Exercise goal:
Wherever the word "heading" appears in a line of the records, copy that line.

Dataset rows describing interfaces:
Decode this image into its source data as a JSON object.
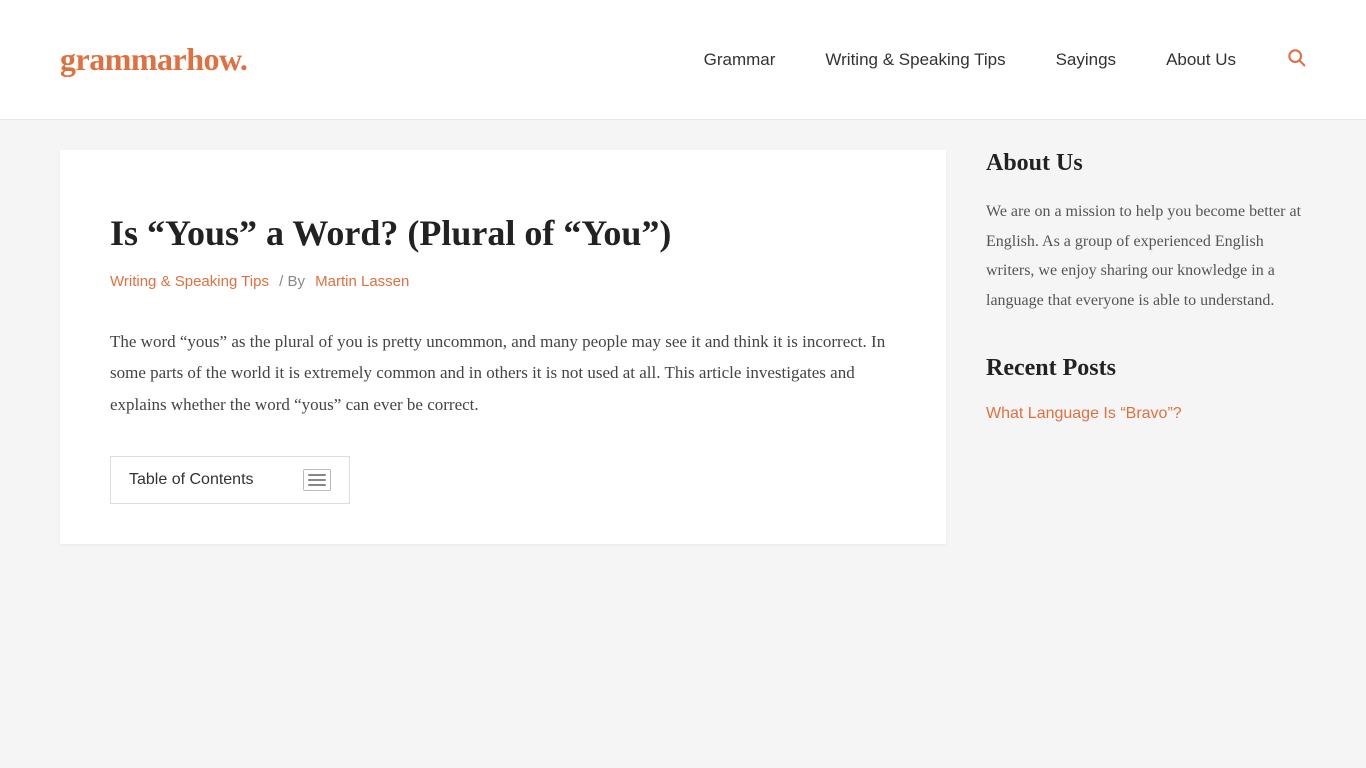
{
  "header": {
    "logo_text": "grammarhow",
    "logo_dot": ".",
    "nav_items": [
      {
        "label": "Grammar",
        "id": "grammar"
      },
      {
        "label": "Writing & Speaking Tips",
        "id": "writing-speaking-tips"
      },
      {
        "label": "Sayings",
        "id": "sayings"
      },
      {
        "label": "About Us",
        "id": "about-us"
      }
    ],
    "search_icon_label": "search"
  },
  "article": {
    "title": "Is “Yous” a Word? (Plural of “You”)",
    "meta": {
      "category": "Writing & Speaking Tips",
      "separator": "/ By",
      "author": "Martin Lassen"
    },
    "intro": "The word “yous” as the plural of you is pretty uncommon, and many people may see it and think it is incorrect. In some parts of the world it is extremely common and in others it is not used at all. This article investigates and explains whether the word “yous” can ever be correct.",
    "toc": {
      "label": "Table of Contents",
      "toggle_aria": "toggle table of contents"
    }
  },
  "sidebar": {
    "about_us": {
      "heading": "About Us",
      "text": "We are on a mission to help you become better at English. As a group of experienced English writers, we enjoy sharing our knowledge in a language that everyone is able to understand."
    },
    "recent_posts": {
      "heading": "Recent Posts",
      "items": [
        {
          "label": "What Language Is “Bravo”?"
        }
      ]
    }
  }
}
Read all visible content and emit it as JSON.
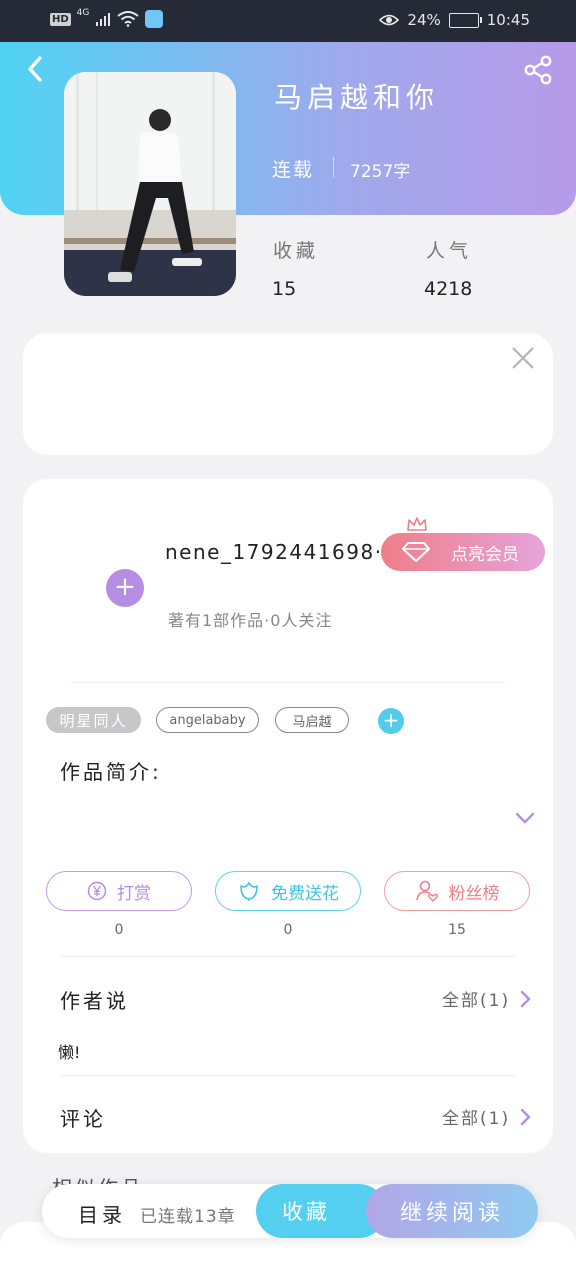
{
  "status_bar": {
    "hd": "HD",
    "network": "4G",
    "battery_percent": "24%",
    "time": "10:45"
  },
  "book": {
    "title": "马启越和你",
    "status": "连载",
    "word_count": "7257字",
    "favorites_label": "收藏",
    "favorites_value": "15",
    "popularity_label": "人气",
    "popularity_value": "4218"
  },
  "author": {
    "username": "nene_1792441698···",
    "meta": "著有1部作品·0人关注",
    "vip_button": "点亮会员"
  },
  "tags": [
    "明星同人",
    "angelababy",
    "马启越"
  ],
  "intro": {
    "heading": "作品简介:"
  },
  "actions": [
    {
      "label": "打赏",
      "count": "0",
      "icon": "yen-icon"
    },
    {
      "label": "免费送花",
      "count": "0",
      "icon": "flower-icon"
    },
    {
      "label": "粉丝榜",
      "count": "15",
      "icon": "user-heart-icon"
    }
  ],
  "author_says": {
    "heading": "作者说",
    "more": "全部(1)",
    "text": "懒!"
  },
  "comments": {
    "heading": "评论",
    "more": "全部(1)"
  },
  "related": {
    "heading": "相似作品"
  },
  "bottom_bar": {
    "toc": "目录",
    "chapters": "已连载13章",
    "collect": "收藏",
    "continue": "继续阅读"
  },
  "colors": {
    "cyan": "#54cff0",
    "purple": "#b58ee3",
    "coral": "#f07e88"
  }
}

The answer:
      "heading": "About Us",
      "heading": "Recent Posts",
    "heading": "作品简介:"
    "heading": "作者说",
    "heading": "评论",
    "heading": "相似作品"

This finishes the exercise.